(RAW DATA Opens)
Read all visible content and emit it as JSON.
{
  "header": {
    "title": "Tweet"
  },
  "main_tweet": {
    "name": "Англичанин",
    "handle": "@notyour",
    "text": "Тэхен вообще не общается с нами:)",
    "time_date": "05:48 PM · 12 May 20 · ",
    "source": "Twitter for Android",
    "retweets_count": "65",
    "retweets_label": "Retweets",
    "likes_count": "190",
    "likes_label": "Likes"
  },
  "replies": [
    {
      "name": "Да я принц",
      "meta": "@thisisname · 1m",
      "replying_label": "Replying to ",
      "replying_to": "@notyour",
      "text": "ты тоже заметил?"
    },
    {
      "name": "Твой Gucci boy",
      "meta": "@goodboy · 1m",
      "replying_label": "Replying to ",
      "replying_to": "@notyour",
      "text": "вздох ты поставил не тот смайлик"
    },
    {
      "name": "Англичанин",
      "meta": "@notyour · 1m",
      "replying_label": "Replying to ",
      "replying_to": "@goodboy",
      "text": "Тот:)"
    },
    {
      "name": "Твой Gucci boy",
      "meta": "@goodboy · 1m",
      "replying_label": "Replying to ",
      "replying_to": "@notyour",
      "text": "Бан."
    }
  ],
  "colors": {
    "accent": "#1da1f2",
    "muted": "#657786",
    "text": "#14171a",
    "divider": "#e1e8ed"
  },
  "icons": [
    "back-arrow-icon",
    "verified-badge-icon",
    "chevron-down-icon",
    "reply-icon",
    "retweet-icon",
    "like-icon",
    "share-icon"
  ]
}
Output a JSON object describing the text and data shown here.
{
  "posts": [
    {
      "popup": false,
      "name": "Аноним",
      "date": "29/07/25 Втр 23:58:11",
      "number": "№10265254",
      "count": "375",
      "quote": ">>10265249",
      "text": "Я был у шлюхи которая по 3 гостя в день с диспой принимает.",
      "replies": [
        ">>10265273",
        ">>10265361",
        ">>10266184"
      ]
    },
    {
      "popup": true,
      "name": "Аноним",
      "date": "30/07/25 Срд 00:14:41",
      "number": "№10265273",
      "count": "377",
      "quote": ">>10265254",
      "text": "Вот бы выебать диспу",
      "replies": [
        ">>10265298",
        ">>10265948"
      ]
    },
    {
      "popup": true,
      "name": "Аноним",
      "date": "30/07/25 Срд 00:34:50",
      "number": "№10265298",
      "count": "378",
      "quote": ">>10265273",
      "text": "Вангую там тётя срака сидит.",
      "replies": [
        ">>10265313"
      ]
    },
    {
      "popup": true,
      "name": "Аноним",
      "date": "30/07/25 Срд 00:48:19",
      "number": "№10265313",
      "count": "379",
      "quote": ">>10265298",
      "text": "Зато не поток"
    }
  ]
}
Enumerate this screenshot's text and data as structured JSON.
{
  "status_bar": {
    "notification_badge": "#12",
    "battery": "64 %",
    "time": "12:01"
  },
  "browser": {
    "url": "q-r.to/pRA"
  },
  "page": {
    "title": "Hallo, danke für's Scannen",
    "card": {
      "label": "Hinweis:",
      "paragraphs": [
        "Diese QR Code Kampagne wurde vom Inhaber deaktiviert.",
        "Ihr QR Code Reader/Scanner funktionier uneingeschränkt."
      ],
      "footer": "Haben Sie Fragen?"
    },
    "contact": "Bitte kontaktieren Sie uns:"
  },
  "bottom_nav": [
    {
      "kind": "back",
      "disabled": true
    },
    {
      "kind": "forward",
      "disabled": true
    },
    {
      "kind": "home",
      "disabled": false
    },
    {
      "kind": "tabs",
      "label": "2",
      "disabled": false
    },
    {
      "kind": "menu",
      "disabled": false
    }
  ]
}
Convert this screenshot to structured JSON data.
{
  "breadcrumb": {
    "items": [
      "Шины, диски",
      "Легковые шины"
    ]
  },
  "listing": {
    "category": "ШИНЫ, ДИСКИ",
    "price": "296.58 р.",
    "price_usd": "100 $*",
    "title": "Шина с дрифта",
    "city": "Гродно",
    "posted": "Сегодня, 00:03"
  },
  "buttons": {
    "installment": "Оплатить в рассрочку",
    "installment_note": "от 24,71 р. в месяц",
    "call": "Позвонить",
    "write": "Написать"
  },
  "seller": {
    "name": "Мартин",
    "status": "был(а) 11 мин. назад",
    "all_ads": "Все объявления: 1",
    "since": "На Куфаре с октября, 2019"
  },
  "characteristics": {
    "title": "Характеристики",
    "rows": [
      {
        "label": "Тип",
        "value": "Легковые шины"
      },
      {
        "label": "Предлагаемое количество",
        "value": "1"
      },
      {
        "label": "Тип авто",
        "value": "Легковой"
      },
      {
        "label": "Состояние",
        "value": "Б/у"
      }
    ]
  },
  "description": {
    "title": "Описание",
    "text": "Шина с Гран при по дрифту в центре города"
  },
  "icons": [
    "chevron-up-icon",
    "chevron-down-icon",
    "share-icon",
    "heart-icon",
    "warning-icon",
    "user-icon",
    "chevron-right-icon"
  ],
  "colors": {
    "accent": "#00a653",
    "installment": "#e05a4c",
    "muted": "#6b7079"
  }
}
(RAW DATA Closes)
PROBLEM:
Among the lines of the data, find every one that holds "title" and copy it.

RESULT OF THE TASK:
    "title": "Tweet"
    "title": "Hallo, danke für's Scannen",
    "title": "Шина с дрифта",
    "title": "Характеристики",
    "title": "Описание",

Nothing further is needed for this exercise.